EQ WORKOUT #64 Why is Emotional Intelligence Important in Teams?

Share on facebook
Facebook
Share on twitter
Twitter
Share on linkedin
LinkedIn


Teams are an ever-increasing reality in our work world. And, because of this, we need to learn how to become more emotionally intelligent! It’s the only way we can grow together and have effective, productive, and healthy team environments.

Have you ever wondered why some teams are able to handle challenges and others aren’t? Why, in some teams, critical questions are brought to light, but in others, they’re not?

It comes down to emotional intelligence (EQ). Let’s look at why it’s important for teams and what impact it will make on our work.

Best and Worst Teams

Best and Worst Teams

If you ask someone, “what’s the best team you’ve been on?” they’ll bring up some of these common responses:

  • Trust and mutual respect.
  • Clear communication.
  • Clarity of roles and expectations.

And if you ask people about the worst team they’ve been on, the reasons are the opposite!

These are all critical characteristics because they are built on emotional intelligence. So, for teams to operate well, we need to operate with a high level of emotional intelligence!

Secret Sauce: Psychological Safety

Psychological Safety

Google did a study to determine what makes some teams work and others not. They analyzed a variety of teams and factors that make them work. They were looking for the “secret sauce” of effective teams.

The answer? Psychological safety. Here are some characteristics of what it looks like in a team setting:

  • Team members feel safe enough to be vulnerable and open up.
  • It’s okay to ask for help or make mistakes.
  • Challenges and questions are allowed.

Psychological safety is the foundation of a strong team. It’s what allows people to put in their best work—they feel safe enough to show up with all their ideas, knowledge, and skills to benefit the team. Emotional intelligence is so important to create psychological safety in a team.

Team Stages: Opportunities for Emotional Intelligence

Opportunities for Emotional Intelligence

Teams change and adjust as they move through projects or stages. And it makes sense—you get a group of diverse people together, it’s going to take some time to figure things out!
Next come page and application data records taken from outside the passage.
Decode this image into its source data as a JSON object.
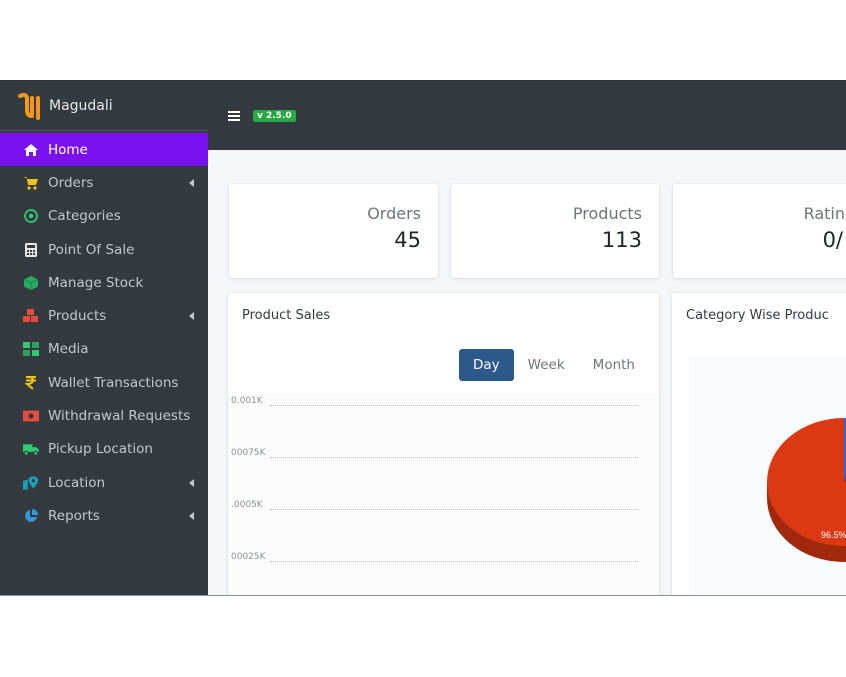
{
  "brand": {
    "name": "Magudali"
  },
  "header": {
    "version": "v 2.5.0"
  },
  "sidebar": {
    "items": [
      {
        "label": "Home",
        "icon": "home-icon",
        "active": true,
        "has_submenu": false
      },
      {
        "label": "Orders",
        "icon": "cart-icon",
        "has_submenu": true
      },
      {
        "label": "Categories",
        "icon": "target-icon",
        "has_submenu": false
      },
      {
        "label": "Point Of Sale",
        "icon": "calculator-icon",
        "has_submenu": false
      },
      {
        "label": "Manage Stock",
        "icon": "cube-icon",
        "has_submenu": false
      },
      {
        "label": "Products",
        "icon": "cubes-icon",
        "has_submenu": true
      },
      {
        "label": "Media",
        "icon": "photo-icon",
        "has_submenu": false
      },
      {
        "label": "Wallet Transactions",
        "icon": "rupee-icon",
        "has_submenu": false
      },
      {
        "label": "Withdrawal Requests",
        "icon": "money-bill-icon",
        "has_submenu": false
      },
      {
        "label": "Pickup Location",
        "icon": "truck-icon",
        "has_submenu": false
      },
      {
        "label": "Location",
        "icon": "map-marker-icon",
        "has_submenu": true
      },
      {
        "label": "Reports",
        "icon": "pie-chart-icon",
        "has_submenu": true
      }
    ]
  },
  "stats": [
    {
      "label": "Orders",
      "value": "45"
    },
    {
      "label": "Products",
      "value": "113"
    },
    {
      "label": "Ratin",
      "value": "0/"
    }
  ],
  "product_sales": {
    "title": "Product Sales",
    "tabs": [
      "Day",
      "Week",
      "Month"
    ],
    "active_tab": "Day"
  },
  "category_chart": {
    "title": "Category Wise Produc",
    "slice_label": "96.5%"
  },
  "chart_data": [
    {
      "type": "line",
      "title": "Product Sales",
      "y_ticks": [
        "0.001K",
        "00075K",
        ".0005K",
        "00025K"
      ],
      "ylim": [
        0,
        0.001
      ],
      "grid": true
    },
    {
      "type": "pie",
      "title": "Category Wise Produc",
      "values": [
        96.5,
        3.5
      ],
      "data_labels": [
        "96.5%",
        ""
      ],
      "colors": [
        "#dc3912",
        "#3366cc"
      ]
    }
  ],
  "colors": {
    "sidebar": "#343a40",
    "active_item": "#7a12f0",
    "version_badge": "#28a745",
    "day_button": "#2b5a8a",
    "pie_main": "#dc3912",
    "pie_secondary": "#3366cc"
  }
}
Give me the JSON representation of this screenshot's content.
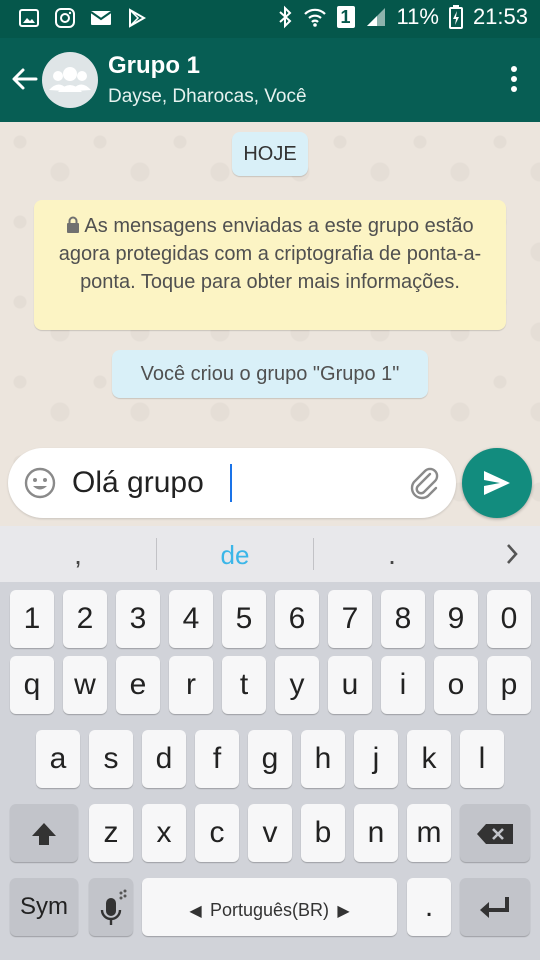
{
  "status_bar": {
    "battery": "11%",
    "sim": "1",
    "time": "21:53"
  },
  "header": {
    "title": "Grupo 1",
    "subtitle": "Dayse, Dharocas, Você"
  },
  "chat": {
    "date_pill": "HOJE",
    "encryption_notice": "As mensagens enviadas a este grupo estão agora protegidas com a criptografia de ponta-a-ponta. Toque para obter mais informações.",
    "system_message": "Você criou o grupo \"Grupo 1\""
  },
  "composer": {
    "value": "Olá grupo"
  },
  "suggestions": [
    ",",
    "de",
    "."
  ],
  "keyboard": {
    "numbers": [
      "1",
      "2",
      "3",
      "4",
      "5",
      "6",
      "7",
      "8",
      "9",
      "0"
    ],
    "row1": [
      "q",
      "w",
      "e",
      "r",
      "t",
      "y",
      "u",
      "i",
      "o",
      "p"
    ],
    "row2": [
      "a",
      "s",
      "d",
      "f",
      "g",
      "h",
      "j",
      "k",
      "l"
    ],
    "row3": [
      "z",
      "x",
      "c",
      "v",
      "b",
      "n",
      "m"
    ],
    "sym_label": "Sym",
    "language_label": "Português(BR)",
    "dot_label": "."
  },
  "colors": {
    "header": "#075e54",
    "status_bar": "#05574b",
    "send_button": "#128c7e",
    "notice_bg": "#fcf4c4",
    "pill_bg": "#d9f0f8",
    "suggestion_highlight": "#3bb6e8"
  }
}
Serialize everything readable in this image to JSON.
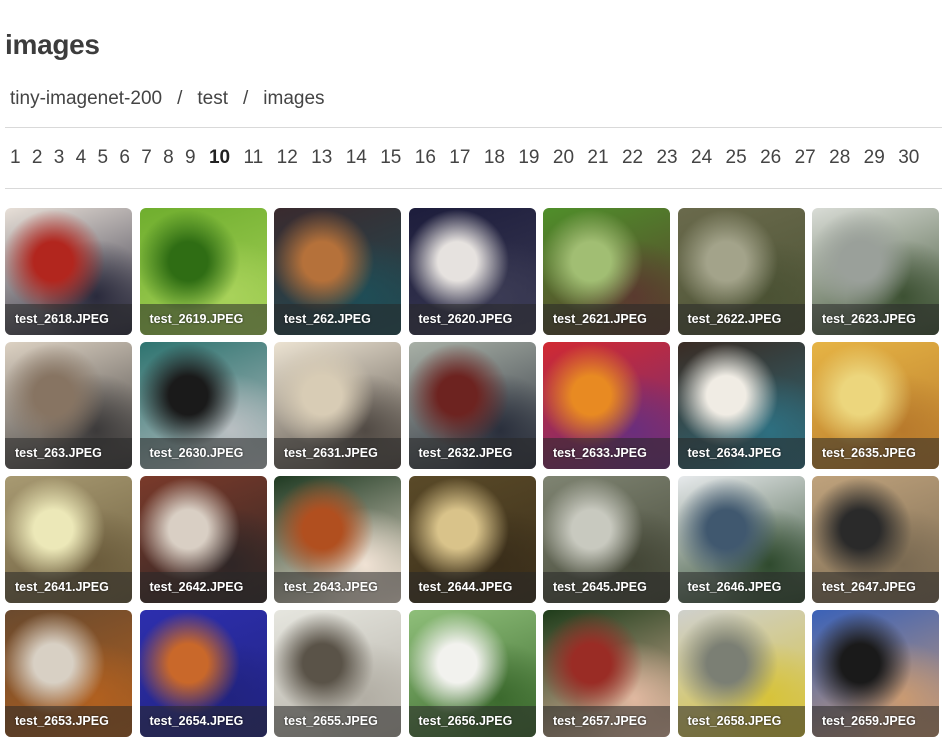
{
  "title": "images",
  "breadcrumb": [
    {
      "label": "tiny-imagenet-200"
    },
    {
      "label": "test"
    },
    {
      "label": "images"
    }
  ],
  "breadcrumb_separator": "/",
  "pagination": {
    "current": "10",
    "pages": [
      "1",
      "2",
      "3",
      "4",
      "5",
      "6",
      "7",
      "8",
      "9",
      "10",
      "11",
      "12",
      "13",
      "14",
      "15",
      "16",
      "17",
      "18",
      "19",
      "20",
      "21",
      "22",
      "23",
      "24",
      "25",
      "26",
      "27",
      "28",
      "29",
      "30"
    ]
  },
  "images": [
    {
      "name": "test_2618.JPEG",
      "colors": [
        "#e8e0d8",
        "#b2261e",
        "#2a2a3c"
      ]
    },
    {
      "name": "test_2619.JPEG",
      "colors": [
        "#6fae2e",
        "#2f6d14",
        "#a8d25a"
      ]
    },
    {
      "name": "test_262.JPEG",
      "colors": [
        "#3a2a2e",
        "#b5713a",
        "#1f4d56"
      ]
    },
    {
      "name": "test_2620.JPEG",
      "colors": [
        "#1d1d3c",
        "#e6e2df",
        "#3b3b54"
      ]
    },
    {
      "name": "test_2621.JPEG",
      "colors": [
        "#4f8f2a",
        "#a1be73",
        "#5a3a2f"
      ]
    },
    {
      "name": "test_2622.JPEG",
      "colors": [
        "#6a6a4c",
        "#a3a38a",
        "#4b5234"
      ]
    },
    {
      "name": "test_2623.JPEG",
      "colors": [
        "#d9dcd6",
        "#9aa09a",
        "#3d5133"
      ]
    },
    {
      "name": "test_263.JPEG",
      "colors": [
        "#ddd2c3",
        "#877462",
        "#3c3a3a"
      ]
    },
    {
      "name": "test_2630.JPEG",
      "colors": [
        "#2e7470",
        "#1a1a1a",
        "#b9bfc2"
      ]
    },
    {
      "name": "test_2631.JPEG",
      "colors": [
        "#ece3d2",
        "#d8ccb5",
        "#514a44"
      ]
    },
    {
      "name": "test_2632.JPEG",
      "colors": [
        "#a8b0a6",
        "#6d2320",
        "#2a2f3c"
      ]
    },
    {
      "name": "test_2633.JPEG",
      "colors": [
        "#d12a32",
        "#e88a22",
        "#6b2e7c"
      ]
    },
    {
      "name": "test_2634.JPEG",
      "colors": [
        "#3a2c24",
        "#f0ece4",
        "#2e6f80"
      ]
    },
    {
      "name": "test_2635.JPEG",
      "colors": [
        "#e6b445",
        "#ecd67d",
        "#b87a2c"
      ]
    },
    {
      "name": "test_2641.JPEG",
      "colors": [
        "#a89a72",
        "#ece8b8",
        "#6b5c3c"
      ]
    },
    {
      "name": "test_2642.JPEG",
      "colors": [
        "#7a3a2a",
        "#d9cfc4",
        "#2f2626"
      ]
    },
    {
      "name": "test_2643.JPEG",
      "colors": [
        "#1f3a22",
        "#b14f1f",
        "#f0e2d4"
      ]
    },
    {
      "name": "test_2644.JPEG",
      "colors": [
        "#5a4a28",
        "#d9c38a",
        "#3a2e1a"
      ]
    },
    {
      "name": "test_2645.JPEG",
      "colors": [
        "#7f8472",
        "#c8c9bf",
        "#434636"
      ]
    },
    {
      "name": "test_2646.JPEG",
      "colors": [
        "#e7eaec",
        "#40586f",
        "#2f4a2e"
      ]
    },
    {
      "name": "test_2647.JPEG",
      "colors": [
        "#bfa27c",
        "#2a2a2a",
        "#7a6a52"
      ]
    },
    {
      "name": "test_2653.JPEG",
      "colors": [
        "#6a4a2e",
        "#d8d0c4",
        "#b06020"
      ]
    },
    {
      "name": "test_2654.JPEG",
      "colors": [
        "#2d2fae",
        "#c9682a",
        "#212380"
      ]
    },
    {
      "name": "test_2655.JPEG",
      "colors": [
        "#e6e6df",
        "#5a5348",
        "#b2aea4"
      ]
    },
    {
      "name": "test_2656.JPEG",
      "colors": [
        "#8fbf7a",
        "#f2f2ee",
        "#3c6a2e"
      ]
    },
    {
      "name": "test_2657.JPEG",
      "colors": [
        "#1e3c1a",
        "#9a2c25",
        "#e0b8a0"
      ]
    },
    {
      "name": "test_2658.JPEG",
      "colors": [
        "#cfd0cc",
        "#7b7f74",
        "#d7c33a"
      ]
    },
    {
      "name": "test_2659.JPEG",
      "colors": [
        "#3b62b8",
        "#1a1a1a",
        "#c99a72"
      ]
    }
  ]
}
There are four stages of building a team, and each step has an important connection to emotional intelligence. The four-team stages are:

  1. Forming: This is the start of a team when everyone’s polite and getting to know each other. At this stage, it’s critical to begin to form bonds with each other and manage relationships.
  2. Storming: The honeymoon is over! Conflict and competition might be introduced at this stage when people are fighting for clarity. EQ comes in by allowing you to handle conflict better and de-escalate situations.
  3. Norming: The conflict may still be there, but it’s moved from personal conflict to conflict around ideas. The group creates norms and accountability standards. EQ is important to build trust, self-awareness, and relationship management. This is where psychological safety is built!
  4. Performing: This team has worked out accountability and is functioning at a high level. It’s a self-directed team, where people are reaching for results. EQ informs the team’s ability to hold each other accountable, listen intently, and manage conflict in a healthy way.

As you can see, emotional intelligence is a fundamental building block to creating a healthy, high-performing team. EQ starts with each individual person—let’s work together to keep growing our EQ and contribute as a high-functioning, healthy team member!

Today’s EQ Workout

Take some time to reflect on your experiences of being on a team.

What was the best team you were ever part of? And, what made it so good?

What was the worst team you were ever part of? And, what made it so bad?

Can you see a connection between higher levels of emotional intelligence and great team performance?

You may also like this YouTube video I recently recorded which explores today’s topic in more depth.